Matt Harrigan, @mattharrigan, of PacketSled, @packetsled, talking about his network visualization tool that is soon to have a free version released. You can sign up for the beta and get this into your hands at

Also we have a little contest going, with a second contest to follow.

Contest: Leave a comment below to win a free ticket to PFIC, , and attend my 90 minute USN analysis class. 

Watch the show below:

Tuesday, September 30, 2014

Looks like I need more copies Registry Recon

Hello Reader,
            If you've read this blog you know that I am always looking for new tools and new uses for existing tools to solve all the cases put in front of me. One of the tools I've used for awhile now is Arsenal's Registry Recon to recover deleted registry data and temporary registry data but recently I've been relying a lot of volume shadow copies to get old registries.

Now I know there is way more there and way more ways to use the recovered registry data that I knew before. So here is the scenario, suspect has re-installed Windows on their computer before turning in the computer.    Now I did what you would normally expect, I carved for lnks, ran IEF, recovered USN data but none of that provided me what I really needed to know. Did my suspect take any data with them prior to re-installing. To figure that out, beyond LNK files and jumplists, I usually rely on registry data to determine USB devices connected and shell bags for directory accesses.

I ran registry recon against this image knowing it had support to auto-magically go through all the recovered registry keys and produce a report of previously connected USB devices from recovered registries. I will tell you that it did an amazing job, even after reinstall and slight use i was able to recover over a years worth of USB device connections. So now I knew my suspect had used USB devices... but what did they do with them?

Registry Recon does not allow you to generate a report of the recovered MRU's or Shell bags across all the hives they've recovered, I've talked to them and this is coming in the next release, but I had a directory full of carved registry files.I have other tools I use when I want to go through registry data and some of the recovered hives were quite large and looked like standard registry data, maybe I thought I could just use my normal tools across the recovered hives.

I used the -pipe feature of the TZWorks tools cafae and sbags and passed in the entire set of carved registries and what came back amazed me. Low and behold the recovered registry hives contained a subset that included almost full NTUser hives, system hives and software hives!
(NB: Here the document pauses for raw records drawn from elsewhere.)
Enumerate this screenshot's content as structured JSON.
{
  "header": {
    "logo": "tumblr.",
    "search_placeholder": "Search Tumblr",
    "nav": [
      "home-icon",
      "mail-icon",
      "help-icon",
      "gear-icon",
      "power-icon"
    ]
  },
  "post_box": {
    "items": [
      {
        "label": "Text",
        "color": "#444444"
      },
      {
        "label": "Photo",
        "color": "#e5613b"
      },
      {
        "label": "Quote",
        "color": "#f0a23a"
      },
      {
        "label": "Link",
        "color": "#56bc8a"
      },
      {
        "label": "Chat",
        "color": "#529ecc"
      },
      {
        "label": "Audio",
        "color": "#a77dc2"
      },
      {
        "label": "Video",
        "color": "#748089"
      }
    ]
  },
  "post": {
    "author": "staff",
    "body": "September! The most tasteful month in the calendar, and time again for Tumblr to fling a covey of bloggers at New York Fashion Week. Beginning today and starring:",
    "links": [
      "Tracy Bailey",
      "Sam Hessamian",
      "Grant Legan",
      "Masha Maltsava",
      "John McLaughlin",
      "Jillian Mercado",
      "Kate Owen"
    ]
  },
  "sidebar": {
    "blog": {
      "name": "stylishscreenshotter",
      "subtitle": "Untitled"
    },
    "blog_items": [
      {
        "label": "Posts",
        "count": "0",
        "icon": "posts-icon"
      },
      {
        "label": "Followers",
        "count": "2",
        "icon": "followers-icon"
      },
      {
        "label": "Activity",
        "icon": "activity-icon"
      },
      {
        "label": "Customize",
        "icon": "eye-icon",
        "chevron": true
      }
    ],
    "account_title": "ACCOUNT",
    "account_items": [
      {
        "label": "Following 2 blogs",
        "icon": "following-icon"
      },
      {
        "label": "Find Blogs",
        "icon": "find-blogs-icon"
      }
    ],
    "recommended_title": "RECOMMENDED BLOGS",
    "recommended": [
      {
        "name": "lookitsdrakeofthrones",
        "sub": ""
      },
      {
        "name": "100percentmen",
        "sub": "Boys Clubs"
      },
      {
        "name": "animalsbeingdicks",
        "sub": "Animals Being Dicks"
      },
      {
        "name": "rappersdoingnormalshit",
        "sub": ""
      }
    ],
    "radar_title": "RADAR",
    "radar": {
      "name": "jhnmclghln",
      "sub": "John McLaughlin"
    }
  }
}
Using sbags I was able to iterate through all of them and pull out a ton of shell bags data. Using cafae I was able to pull out a ton of MRU and other data! I'm documenting this now so I won't forget later but I do plan to do a step by step to walk through what I did here.

In short, I managed to recover almost all the registry activity I needed from a re-installed system to prove some findings thanks to registry recon. If you have registry recon, and I really do recommend that you do, you can use any third party tool to access the registry data it recovers. In the near future they are updating it again to include even more reports but let's face it just having the data is worth getting a copy today. It's also important to remember that this just doesn't work for re-installed systems. All systems have recoverable temporary registries that may expose data in MRU keys that have rolled over and many other keys.

TLDR; I'm going to get more copies of registry recon and its getting moved up on my tool priority list.